[Supplied material — start]
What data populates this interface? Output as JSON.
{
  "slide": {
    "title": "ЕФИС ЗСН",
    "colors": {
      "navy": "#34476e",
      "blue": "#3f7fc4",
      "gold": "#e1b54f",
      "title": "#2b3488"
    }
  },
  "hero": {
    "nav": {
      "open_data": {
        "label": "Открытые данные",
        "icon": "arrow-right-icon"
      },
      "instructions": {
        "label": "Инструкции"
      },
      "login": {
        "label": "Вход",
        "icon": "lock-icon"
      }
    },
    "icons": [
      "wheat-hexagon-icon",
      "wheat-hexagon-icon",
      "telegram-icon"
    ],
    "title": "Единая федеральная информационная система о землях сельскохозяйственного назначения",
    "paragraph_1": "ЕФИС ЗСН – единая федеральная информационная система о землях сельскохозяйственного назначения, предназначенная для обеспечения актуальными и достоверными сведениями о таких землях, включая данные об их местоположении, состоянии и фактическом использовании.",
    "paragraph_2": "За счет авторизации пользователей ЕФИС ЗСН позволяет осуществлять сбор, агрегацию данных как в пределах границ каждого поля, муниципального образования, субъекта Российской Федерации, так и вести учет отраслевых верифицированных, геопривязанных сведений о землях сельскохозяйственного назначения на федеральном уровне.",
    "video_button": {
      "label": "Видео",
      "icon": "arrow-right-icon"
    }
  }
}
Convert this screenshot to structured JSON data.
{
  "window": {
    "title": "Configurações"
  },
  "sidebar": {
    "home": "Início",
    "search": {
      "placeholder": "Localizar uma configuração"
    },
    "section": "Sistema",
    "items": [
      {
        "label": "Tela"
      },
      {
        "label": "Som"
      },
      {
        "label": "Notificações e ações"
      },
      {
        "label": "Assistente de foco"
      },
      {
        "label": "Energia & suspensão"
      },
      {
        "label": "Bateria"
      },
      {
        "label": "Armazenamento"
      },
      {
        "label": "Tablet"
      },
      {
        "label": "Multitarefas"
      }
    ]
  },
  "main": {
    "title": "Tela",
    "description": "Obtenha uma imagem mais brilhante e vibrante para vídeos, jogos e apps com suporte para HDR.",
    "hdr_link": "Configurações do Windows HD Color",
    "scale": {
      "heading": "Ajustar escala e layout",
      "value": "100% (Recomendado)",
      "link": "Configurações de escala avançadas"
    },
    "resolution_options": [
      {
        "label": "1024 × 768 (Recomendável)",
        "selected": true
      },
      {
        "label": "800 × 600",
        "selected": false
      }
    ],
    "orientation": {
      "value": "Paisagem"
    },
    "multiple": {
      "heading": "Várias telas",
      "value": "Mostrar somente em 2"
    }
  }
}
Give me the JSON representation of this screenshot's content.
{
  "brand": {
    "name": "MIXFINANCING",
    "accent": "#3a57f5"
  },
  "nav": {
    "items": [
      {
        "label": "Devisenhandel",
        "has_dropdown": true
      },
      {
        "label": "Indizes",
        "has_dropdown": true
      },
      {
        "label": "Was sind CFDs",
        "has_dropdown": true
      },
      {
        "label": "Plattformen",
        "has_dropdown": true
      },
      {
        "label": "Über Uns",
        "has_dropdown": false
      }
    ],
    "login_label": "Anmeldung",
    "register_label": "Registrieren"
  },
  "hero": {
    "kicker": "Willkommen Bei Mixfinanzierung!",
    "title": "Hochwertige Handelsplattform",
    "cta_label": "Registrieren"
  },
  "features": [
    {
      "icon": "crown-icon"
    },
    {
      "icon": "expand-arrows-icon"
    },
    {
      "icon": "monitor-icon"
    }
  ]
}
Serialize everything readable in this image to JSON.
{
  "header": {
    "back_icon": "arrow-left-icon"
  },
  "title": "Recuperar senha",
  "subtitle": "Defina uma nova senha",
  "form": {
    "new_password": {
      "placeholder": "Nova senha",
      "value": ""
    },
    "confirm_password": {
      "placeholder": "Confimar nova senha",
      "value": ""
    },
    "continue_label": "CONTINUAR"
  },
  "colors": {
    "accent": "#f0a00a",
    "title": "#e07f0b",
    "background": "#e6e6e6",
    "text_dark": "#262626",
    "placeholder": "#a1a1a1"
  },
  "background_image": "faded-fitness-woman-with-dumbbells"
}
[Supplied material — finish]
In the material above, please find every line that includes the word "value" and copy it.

Reply to the exercise:
      "value": "100% (Recomendado)",
      "value": "Paisagem"
      "value": "Mostrar somente em 2"
      "value": ""
      "value": ""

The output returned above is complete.